- What to produce: Nothing but an exact copy of the data should be given.

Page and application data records
▬▬▬▬▬▬

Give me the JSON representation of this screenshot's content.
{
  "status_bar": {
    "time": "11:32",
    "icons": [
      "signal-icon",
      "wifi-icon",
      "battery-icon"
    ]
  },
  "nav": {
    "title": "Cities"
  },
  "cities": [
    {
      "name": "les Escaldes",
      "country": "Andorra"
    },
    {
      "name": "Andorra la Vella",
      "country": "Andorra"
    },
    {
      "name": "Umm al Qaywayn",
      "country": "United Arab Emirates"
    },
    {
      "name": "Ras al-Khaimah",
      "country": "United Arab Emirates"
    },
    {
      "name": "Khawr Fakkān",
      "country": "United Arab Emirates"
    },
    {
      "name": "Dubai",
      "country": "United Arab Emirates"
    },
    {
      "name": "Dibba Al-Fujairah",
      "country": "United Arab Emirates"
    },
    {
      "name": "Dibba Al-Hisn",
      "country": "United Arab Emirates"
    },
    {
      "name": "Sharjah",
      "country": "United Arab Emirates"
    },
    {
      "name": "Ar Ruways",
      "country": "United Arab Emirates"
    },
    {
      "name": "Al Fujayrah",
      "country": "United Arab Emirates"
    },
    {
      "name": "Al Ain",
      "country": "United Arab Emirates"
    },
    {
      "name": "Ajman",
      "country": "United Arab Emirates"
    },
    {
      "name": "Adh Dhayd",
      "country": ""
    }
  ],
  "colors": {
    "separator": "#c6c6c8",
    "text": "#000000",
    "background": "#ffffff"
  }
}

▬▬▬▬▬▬

- Exercise response:
Give me the JSON representation of this screenshot's content.
{
  "status_bar": {
    "time": "11:32",
    "icons": [
      "signal-icon",
      "wifi-icon",
      "battery-icon"
    ]
  },
  "nav": {
    "title": "Cities"
  },
  "cities": [
    {
      "name": "les Escaldes",
      "country": "Andorra"
    },
    {
      "name": "Andorra la Vella",
      "country": "Andorra"
    },
    {
      "name": "Umm al Qaywayn",
      "country": "United Arab Emirates"
    },
    {
      "name": "Ras al-Khaimah",
      "country": "United Arab Emirates"
    },
    {
      "name": "Khawr Fakkān",
      "country": "United Arab Emirates"
    },
    {
      "name": "Dubai",
      "country": "United Arab Emirates"
    },
    {
      "name": "Dibba Al-Fujairah",
      "country": "United Arab Emirates"
    },
    {
      "name": "Dibba Al-Hisn",
      "country": "United Arab Emirates"
    },
    {
      "name": "Sharjah",
      "country": "United Arab Emirates"
    },
    {
      "name": "Ar Ruways",
      "country": "United Arab Emirates"
    },
    {
      "name": "Al Fujayrah",
      "country": "United Arab Emirates"
    },
    {
      "name": "Al Ain",
      "country": "United Arab Emirates"
    },
    {
      "name": "Ajman",
      "country": "United Arab Emirates"
    },
    {
      "name": "Adh Dhayd",
      "country": ""
    }
  ],
  "colors": {
    "separator": "#c6c6c8",
    "text": "#000000",
    "background": "#ffffff"
  }
}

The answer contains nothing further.